*** Opening Data supplied ***

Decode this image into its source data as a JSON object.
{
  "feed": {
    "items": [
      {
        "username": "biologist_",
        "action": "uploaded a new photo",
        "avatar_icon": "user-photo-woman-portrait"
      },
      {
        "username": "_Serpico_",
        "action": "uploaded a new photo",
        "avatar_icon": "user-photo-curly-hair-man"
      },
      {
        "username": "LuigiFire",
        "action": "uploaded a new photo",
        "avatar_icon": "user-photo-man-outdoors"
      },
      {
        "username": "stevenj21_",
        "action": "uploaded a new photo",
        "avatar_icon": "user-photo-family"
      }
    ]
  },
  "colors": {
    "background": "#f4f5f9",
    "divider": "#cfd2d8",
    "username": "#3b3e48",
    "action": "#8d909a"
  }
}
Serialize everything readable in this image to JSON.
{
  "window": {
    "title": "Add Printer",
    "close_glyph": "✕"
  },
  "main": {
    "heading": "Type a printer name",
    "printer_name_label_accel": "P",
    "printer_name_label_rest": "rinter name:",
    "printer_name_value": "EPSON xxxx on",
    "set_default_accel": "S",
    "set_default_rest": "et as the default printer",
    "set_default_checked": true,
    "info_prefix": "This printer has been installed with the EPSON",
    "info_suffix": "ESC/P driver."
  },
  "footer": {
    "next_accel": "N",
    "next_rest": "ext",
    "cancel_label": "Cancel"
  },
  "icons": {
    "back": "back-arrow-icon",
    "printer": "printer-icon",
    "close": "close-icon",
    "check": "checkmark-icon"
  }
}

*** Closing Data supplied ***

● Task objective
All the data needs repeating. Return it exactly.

● Result for this task
Decode this image into its source data as a JSON object.
{
  "feed": {
    "items": [
      {
        "username": "biologist_",
        "action": "uploaded a new photo",
        "avatar_icon": "user-photo-woman-portrait"
      },
      {
        "username": "_Serpico_",
        "action": "uploaded a new photo",
        "avatar_icon": "user-photo-curly-hair-man"
      },
      {
        "username": "LuigiFire",
        "action": "uploaded a new photo",
        "avatar_icon": "user-photo-man-outdoors"
      },
      {
        "username": "stevenj21_",
        "action": "uploaded a new photo",
        "avatar_icon": "user-photo-family"
      }
    ]
  },
  "colors": {
    "background": "#f4f5f9",
    "divider": "#cfd2d8",
    "username": "#3b3e48",
    "action": "#8d909a"
  }
}
Serialize everything readable in this image to JSON.
{
  "window": {
    "title": "Add Printer",
    "close_glyph": "✕"
  },
  "main": {
    "heading": "Type a printer name",
    "printer_name_label_accel": "P",
    "printer_name_label_rest": "rinter name:",
    "printer_name_value": "EPSON xxxx on",
    "set_default_accel": "S",
    "set_default_rest": "et as the default printer",
    "set_default_checked": true,
    "info_prefix": "This printer has been installed with the EPSON",
    "info_suffix": "ESC/P driver."
  },
  "footer": {
    "next_accel": "N",
    "next_rest": "ext",
    "cancel_label": "Cancel"
  },
  "icons": {
    "back": "back-arrow-icon",
    "printer": "printer-icon",
    "close": "close-icon",
    "check": "checkmark-icon"
  }
}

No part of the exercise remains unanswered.